A Labor Department spokesman confirmed the examinations and said the effort is part of bigger push by the agency to examine all areas of employee benefits, including health and welfare plans.
Several attorneys interviewed by Reuters each said that they have at least three retirement plan provider clients being examined by the Labor Department. They believe that the focus on service providers will intensify when the agency's fee disclosure rules take effect this summer.
"There are going to be a lot of complaints from employees who didn't know what they were paying," said Sheldon Smith, a member of the board of directors of the American Society of Pension Professionals and Actuaries. "For advisers, it's going to be a new world."
The exams have already led to at least one action over conflicted compensation. Last week, Morgan Keegan agreed to pay $634,000 to 10 retirement plans after an exam found the firm took kickbacks for selling hedge funds of funds.
Traditionally, the Labor Department has targeted only retirement plan sponsors with their investigations. But a recent spate of class action lawsuits over excessive fees and the agency's upcoming rules on fee disclosure have turned attention to the third parties that serve plans. Those rules will require providers to disclose fees to plan sponsors and plan sponsors to disclose fees to plan participants.
What's more, an agency rule on fiduciary duties that would weed out potential conflicts of interest in how 401(k) providers are paid has been delayed several times. Industry observers say it appears the Labor Department does not want to wait for a rule to weed out conflicts of interest and is instead trying to address these issues through investigations, which could lead to enforcement.
"This could be the agency's way of saying, 'Congress, we told you there was a problem, now look at all these instances where investors got ripped off,'" said Jason C. Roberts, chief executive of Pension Resources Institute, a retirement plan consultant, who has seen the agency become more aggressive with its examinations of brokerage firms and advisers in recent months.
The Labor Department has expressed concern that firms, such as brokerages and consultants, are receiving compensation that is not disclosed to 401(k) plans and, in some cases, the firms might be paid more to recommend specific investments.
Attorneys for service providers and plan sponsors said the Department's enforcement efforts ramped up only recently, even though in 2006 it announced a national enforcement initiative designed to hunt for undisclosed or improper payments to consultants and advisers.
The examinations are time-consuming and go beyond just the regulatory requirements, observers said.
For example, when the agency examined Brewster & Brewster, a Mentor, Ohio-based third-party retirement plan administrator that designs and maintains 401(k) plans for small businesses, it asked what the firm does with revenue share payments.
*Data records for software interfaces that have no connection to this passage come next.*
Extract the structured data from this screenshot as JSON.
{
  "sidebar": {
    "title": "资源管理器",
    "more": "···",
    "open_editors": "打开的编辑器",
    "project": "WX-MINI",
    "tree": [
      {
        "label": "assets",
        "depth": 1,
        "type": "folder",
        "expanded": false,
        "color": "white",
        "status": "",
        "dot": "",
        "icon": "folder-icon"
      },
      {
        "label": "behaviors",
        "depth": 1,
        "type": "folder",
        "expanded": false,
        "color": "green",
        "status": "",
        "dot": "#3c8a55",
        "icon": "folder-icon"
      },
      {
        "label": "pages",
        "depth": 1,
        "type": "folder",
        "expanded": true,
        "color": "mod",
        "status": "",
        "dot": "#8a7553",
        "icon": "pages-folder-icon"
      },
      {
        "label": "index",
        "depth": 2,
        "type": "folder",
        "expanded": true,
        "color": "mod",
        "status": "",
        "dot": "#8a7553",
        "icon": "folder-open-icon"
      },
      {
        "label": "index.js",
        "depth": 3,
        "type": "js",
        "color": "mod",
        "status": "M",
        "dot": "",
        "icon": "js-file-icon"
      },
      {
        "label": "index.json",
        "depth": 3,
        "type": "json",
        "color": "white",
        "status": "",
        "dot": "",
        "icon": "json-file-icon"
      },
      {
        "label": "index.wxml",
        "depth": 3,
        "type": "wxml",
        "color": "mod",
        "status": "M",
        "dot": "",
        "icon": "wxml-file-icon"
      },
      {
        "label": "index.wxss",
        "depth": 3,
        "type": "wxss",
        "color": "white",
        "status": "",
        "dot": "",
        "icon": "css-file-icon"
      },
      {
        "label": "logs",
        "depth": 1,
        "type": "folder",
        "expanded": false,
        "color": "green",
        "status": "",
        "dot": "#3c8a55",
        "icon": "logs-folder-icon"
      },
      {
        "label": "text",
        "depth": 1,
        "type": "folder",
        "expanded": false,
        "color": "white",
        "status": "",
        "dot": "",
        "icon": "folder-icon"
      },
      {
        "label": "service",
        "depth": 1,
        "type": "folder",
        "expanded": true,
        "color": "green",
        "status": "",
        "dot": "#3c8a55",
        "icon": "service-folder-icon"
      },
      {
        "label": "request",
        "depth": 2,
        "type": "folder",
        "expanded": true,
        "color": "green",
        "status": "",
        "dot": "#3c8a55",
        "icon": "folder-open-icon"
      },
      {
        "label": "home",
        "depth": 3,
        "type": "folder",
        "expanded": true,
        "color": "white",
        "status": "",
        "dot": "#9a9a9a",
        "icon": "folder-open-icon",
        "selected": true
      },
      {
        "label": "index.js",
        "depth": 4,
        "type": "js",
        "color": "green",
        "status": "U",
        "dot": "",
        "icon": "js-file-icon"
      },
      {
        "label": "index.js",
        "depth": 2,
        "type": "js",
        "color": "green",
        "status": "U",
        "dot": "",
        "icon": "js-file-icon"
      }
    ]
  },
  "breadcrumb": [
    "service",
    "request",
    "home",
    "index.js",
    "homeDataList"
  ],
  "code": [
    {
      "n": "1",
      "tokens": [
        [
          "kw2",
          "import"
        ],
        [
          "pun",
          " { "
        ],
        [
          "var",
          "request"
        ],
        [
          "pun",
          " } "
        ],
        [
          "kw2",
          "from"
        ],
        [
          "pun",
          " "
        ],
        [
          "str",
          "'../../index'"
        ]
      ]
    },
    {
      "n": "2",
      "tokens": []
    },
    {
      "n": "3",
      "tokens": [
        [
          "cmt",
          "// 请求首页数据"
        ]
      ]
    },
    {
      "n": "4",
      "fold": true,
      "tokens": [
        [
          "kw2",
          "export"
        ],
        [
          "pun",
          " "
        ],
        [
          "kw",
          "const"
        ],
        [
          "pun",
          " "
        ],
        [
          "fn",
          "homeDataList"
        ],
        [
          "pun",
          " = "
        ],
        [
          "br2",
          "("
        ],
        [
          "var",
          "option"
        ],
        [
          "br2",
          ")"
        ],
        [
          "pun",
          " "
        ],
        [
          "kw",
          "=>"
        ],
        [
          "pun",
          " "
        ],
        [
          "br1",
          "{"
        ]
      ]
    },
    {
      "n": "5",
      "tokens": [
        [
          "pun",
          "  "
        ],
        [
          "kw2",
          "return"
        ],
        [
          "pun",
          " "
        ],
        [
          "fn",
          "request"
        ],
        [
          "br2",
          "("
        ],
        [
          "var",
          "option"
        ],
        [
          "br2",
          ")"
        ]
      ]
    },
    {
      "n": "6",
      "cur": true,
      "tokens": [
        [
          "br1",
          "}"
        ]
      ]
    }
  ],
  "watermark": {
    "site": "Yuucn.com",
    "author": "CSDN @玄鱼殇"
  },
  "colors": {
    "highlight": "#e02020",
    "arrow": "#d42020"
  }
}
It seemed a far-reaching question because Brewster & Brewster is allowed to receive such payments because it is not a fiduciary.
"It was clear that the examiner's position was that either we rebate it or we have lower fees for the clients," said Donna Brewster, president of Brewster & Brewster. The firm already refunds revenue share payments to clients, although that is not required.
For the firms, the exams typically take several months, resulting in tens of thousands of dollars lost, which is significant for small providers, attorneys said.
Lawyers for plans and plan providers believe that the exams could become more frequent and more time-consuming once the agency's fee disclosure regulations take effect.
"The bigger question... is whether this will lead to more aggressive enforcement," said Bradford Campbell, an attorney with Drinker Biddle & Reath and a former assistant director of the Labor Department's Employee Benefits Securities Administration.
WASHINGTON—Department of Labor rules spelling out permissible scenarios for giving investment advice to 401(k) and individual retirement account participants without violating prohibited transaction rules are now final.